Strategic Use of Native Species on Environmental Gradients Increases Diversity and Biomass Relative to Switchgrass Monocultures
Biofuel, Biodiversity, Prairie, Conservation, Sculptured Seeding, Landscape

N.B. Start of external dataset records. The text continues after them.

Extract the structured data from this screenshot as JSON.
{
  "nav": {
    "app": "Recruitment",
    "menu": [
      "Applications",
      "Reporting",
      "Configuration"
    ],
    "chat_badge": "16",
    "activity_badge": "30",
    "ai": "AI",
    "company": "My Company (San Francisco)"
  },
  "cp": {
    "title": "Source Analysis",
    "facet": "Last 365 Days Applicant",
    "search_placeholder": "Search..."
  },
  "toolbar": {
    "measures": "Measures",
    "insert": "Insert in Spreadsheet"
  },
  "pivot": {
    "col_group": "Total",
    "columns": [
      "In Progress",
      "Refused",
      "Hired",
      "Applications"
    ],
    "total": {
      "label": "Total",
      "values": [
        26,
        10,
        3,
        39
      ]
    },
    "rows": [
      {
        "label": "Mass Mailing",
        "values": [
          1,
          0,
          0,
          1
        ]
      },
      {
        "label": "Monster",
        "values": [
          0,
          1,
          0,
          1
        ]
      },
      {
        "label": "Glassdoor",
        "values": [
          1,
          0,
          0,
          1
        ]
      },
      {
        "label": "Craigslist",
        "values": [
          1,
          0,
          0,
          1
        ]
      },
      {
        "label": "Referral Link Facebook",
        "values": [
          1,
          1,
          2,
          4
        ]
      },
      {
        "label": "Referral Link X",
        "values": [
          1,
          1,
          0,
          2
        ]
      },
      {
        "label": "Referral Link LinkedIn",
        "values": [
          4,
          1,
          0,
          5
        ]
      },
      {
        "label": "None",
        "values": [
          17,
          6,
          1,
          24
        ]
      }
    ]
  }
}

Switchgrass (Panicum virgatum) monocultures are a leading feedstock choice for producing cellulosic biofuels. However, in natural stands, switchgrass is only dominant in a narrow ecological niche of the Tallgrass Prairie. This suggests that strategically selected monocultures or binary mixtures of species, adapted to particular ecological niches, might outyield switchgrass monocultures while increasing biodiversity at the field and landscape scales. To test this hypothesis, we planted monocultures of switchgrass and three alternative species at each of three landscape positions (shoulderslope, midslope, and footslope). Alternative species were also mixed with switchgrass such that they composed 33 or 67% of the total number of plants in each plot. Alternative species at each position included a C3 grass, a C4 grass, and a forb. Biomass data were collected in autumn during each of the two consecutive years following the establishment year. (see more data in article)
Agriculture, Ecosystems and Environment

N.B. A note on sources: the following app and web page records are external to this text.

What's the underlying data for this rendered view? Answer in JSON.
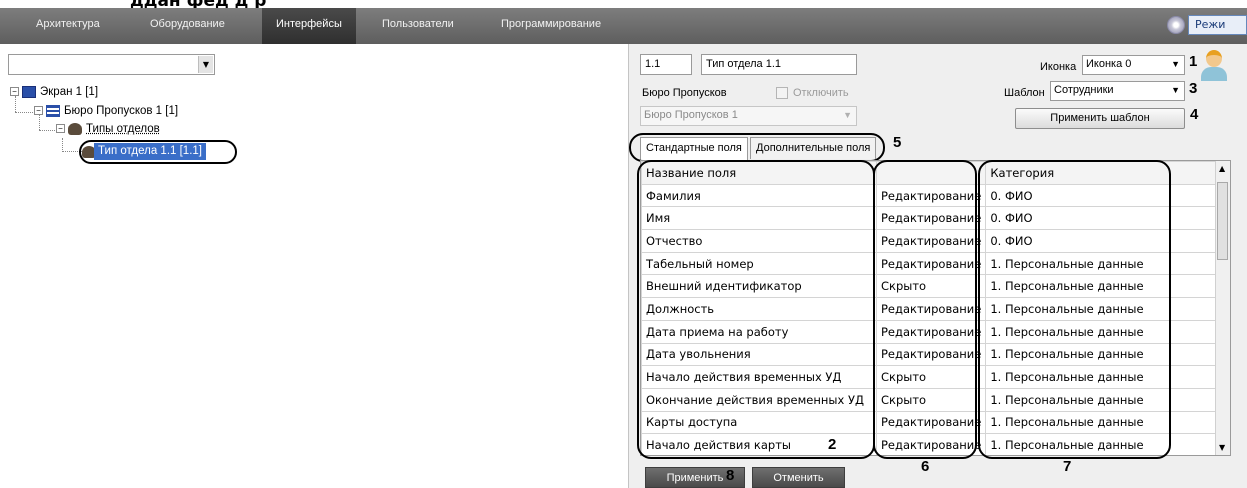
{
  "top_cut_text": "ддан    фед     д     р",
  "menu": {
    "items": [
      "Архитектура",
      "Оборудование",
      "Интерфейсы",
      "Пользователи",
      "Программирование"
    ],
    "active": "Интерфейсы",
    "mode_button": "Режи"
  },
  "tree": {
    "screen": "Экран 1 [1]",
    "bureau": "Бюро Пропусков 1 [1]",
    "types": "Типы отделов",
    "selected": "Тип отдела 1.1 [1.1]"
  },
  "form": {
    "id_value": "1.1",
    "name_value": "Тип отдела 1.1",
    "bureau_label": "Бюро Пропусков",
    "disable_label": "Отключить",
    "bureau_combo": "Бюро Пропусков 1",
    "icon_label": "Иконка",
    "icon_value": "Иконка 0",
    "template_label": "Шаблон",
    "template_value": "Сотрудники",
    "apply_template_button": "Применить шаблон"
  },
  "tabs": [
    "Стандартные поля",
    "Дополнительные поля"
  ],
  "table": {
    "headers": [
      "Название поля",
      "",
      "Категория"
    ],
    "rows": [
      [
        "Фамилия",
        "Редактирование",
        "0. ФИО"
      ],
      [
        "Имя",
        "Редактирование",
        "0. ФИО"
      ],
      [
        "Отчество",
        "Редактирование",
        "0. ФИО"
      ],
      [
        "Табельный номер",
        "Редактирование",
        "1. Персональные данные"
      ],
      [
        "Внешний идентификатор",
        "Скрыто",
        "1. Персональные данные"
      ],
      [
        "Должность",
        "Редактирование",
        "1. Персональные данные"
      ],
      [
        "Дата приема на работу",
        "Редактирование",
        "1. Персональные данные"
      ],
      [
        "Дата увольнения",
        "Редактирование",
        "1. Персональные данные"
      ],
      [
        "Начало действия временных УД",
        "Скрыто",
        "1. Персональные данные"
      ],
      [
        "Окончание действия временных УД",
        "Скрыто",
        "1. Персональные данные"
      ],
      [
        "Карты доступа",
        "Редактирование",
        "1. Персональные данные"
      ],
      [
        "Начало действия карты",
        "Редактирование",
        "1. Персональные данные"
      ]
    ]
  },
  "footer": {
    "apply_button": "Применить",
    "cancel_button": "Отменить"
  },
  "annotations": [
    "1",
    "2",
    "3",
    "4",
    "5",
    "6",
    "7",
    "8"
  ]
}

DOI of Published Version
Zilverberg, Cody J.; Teoh, Kwan; Boe, Arvid; Johnson, W.Carter; and Owens, Vance, "Strategic Use of Native Species on Environmental Gradients Increases Diversity and Biomass Relative to Switchgrass Monocultures" (2015). Natural Resource Management Faculty Publications. 267.